From the (admittedly shallow) research that I’ve done, there seems to be little correlation between intelligence and one’s personality. The Big Five Personality Traits (unconnected to Gardner’s and Sternberg’s Intelligences), which include Openness, Extraversion, Agreeableness, Conscientiousness, and Neuroticism, is considered to be one of the most accurate ways of measuring personality.

However, their only correlation between intelligence and these personality traits seems to be with Openness- one’s willingness to explore new ideas. That would make sense, right? Well, while the numbers I looked at do indicate a correlation, it’s a small one at best (r=0.30).

Animal Smarts

And of course, one could argue that we’re looking at intelligence from a prejudiced, human-centric perspective. After all, there are a number of animals in the animal kingdom that could be said to be intelligent. Monkeys, Cats, dogs, dolphins, ants, elephants, octopuses, ravens, magpies, orcas, and even some species of fish have been proven to share at least some of the traits that we normally associate with highly intelligent beings (ourselves).

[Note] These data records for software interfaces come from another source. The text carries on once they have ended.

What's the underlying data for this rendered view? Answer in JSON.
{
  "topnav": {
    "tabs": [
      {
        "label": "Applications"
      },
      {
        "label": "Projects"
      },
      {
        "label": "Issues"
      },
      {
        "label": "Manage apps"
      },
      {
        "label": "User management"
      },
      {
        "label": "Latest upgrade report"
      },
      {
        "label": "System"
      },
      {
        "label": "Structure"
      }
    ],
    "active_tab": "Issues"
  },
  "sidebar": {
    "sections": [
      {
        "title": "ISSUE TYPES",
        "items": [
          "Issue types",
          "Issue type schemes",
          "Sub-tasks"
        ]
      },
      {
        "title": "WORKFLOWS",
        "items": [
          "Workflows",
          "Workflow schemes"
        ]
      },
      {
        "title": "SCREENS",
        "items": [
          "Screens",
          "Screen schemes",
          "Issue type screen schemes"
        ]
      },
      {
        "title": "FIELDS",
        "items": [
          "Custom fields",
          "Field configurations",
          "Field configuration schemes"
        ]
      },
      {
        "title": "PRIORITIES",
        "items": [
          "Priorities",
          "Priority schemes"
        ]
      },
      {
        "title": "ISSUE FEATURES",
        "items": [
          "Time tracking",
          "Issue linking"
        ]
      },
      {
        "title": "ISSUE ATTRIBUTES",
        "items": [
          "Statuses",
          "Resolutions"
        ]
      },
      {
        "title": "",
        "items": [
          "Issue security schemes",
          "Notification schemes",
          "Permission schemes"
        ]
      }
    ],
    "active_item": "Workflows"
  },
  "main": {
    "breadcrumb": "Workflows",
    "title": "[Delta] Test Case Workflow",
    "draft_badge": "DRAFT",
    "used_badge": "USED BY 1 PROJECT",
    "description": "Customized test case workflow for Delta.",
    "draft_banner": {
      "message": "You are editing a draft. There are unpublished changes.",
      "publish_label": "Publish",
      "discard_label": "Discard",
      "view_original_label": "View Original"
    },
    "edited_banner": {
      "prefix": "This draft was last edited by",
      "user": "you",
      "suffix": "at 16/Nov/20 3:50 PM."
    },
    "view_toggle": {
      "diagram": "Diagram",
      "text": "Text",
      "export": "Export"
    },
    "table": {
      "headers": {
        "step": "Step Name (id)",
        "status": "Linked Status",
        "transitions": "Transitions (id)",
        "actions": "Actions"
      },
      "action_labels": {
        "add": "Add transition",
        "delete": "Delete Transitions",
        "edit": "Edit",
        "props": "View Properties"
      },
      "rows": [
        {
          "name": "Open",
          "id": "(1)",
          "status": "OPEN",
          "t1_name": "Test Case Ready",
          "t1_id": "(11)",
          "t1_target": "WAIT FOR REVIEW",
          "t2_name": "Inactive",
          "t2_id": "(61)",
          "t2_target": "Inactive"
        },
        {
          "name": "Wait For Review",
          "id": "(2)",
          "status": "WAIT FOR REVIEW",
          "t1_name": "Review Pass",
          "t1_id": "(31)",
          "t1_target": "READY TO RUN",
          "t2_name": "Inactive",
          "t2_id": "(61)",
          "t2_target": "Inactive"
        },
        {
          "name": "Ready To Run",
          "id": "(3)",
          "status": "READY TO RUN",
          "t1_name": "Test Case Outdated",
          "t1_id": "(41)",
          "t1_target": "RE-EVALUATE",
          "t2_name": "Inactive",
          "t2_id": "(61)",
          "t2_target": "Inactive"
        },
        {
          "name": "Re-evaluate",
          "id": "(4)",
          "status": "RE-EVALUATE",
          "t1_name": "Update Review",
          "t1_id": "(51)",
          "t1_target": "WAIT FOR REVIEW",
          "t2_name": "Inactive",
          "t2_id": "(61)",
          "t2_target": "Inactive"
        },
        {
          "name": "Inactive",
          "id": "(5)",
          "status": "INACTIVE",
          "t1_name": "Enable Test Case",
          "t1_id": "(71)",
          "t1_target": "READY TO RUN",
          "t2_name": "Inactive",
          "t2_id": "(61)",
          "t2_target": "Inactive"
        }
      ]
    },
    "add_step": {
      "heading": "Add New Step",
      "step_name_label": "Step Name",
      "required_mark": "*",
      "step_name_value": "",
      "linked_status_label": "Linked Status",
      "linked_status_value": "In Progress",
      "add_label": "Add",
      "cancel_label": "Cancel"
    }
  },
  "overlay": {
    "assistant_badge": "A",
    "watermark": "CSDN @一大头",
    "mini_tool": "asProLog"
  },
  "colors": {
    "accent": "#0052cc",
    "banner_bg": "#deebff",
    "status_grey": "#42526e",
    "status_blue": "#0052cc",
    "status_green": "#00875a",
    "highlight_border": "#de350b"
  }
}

Octopuses are amazing at problem-solving. Ants are capable of farming. Elephants can paint. Ravens can remember specific people. Dogs can be trained to perform tasks. Peters’s elephant nose fish have their own electric language. A beluga whale once learned to shout “GET OUT” at a diver in its tank. While most people would hardly deny that humans are the smartest animals on the planet, how on earth can we possibly measure ourselves against them? We can’t exactly sit an octopus down for an IQ test.

The world is a wild and amazing place, and understanding our own minds is vital to understanding it. More importantly, understanding what makes a smart brain tick is vital for ensuring the humanity continues to grow and evolve in the future- and not become stagnant. Like how variety in our genes is important for keeping the species healthy, if there is variety in intelligence, having a variety of it is vital too.

Understand how to properly grow intelligence- whether it’s one underlying trait or a whole bunch of ’em will change the course of humanity. I don’t even have to have some glassy-eyed dream to prove it, either. After the industrial revolution, when more and more people started going to school, IQ across the West skyrocketed. What used to be considered impossible is now taken for granted. We could hit another revolution like that in the future- if only we knew how.

Leave a Comment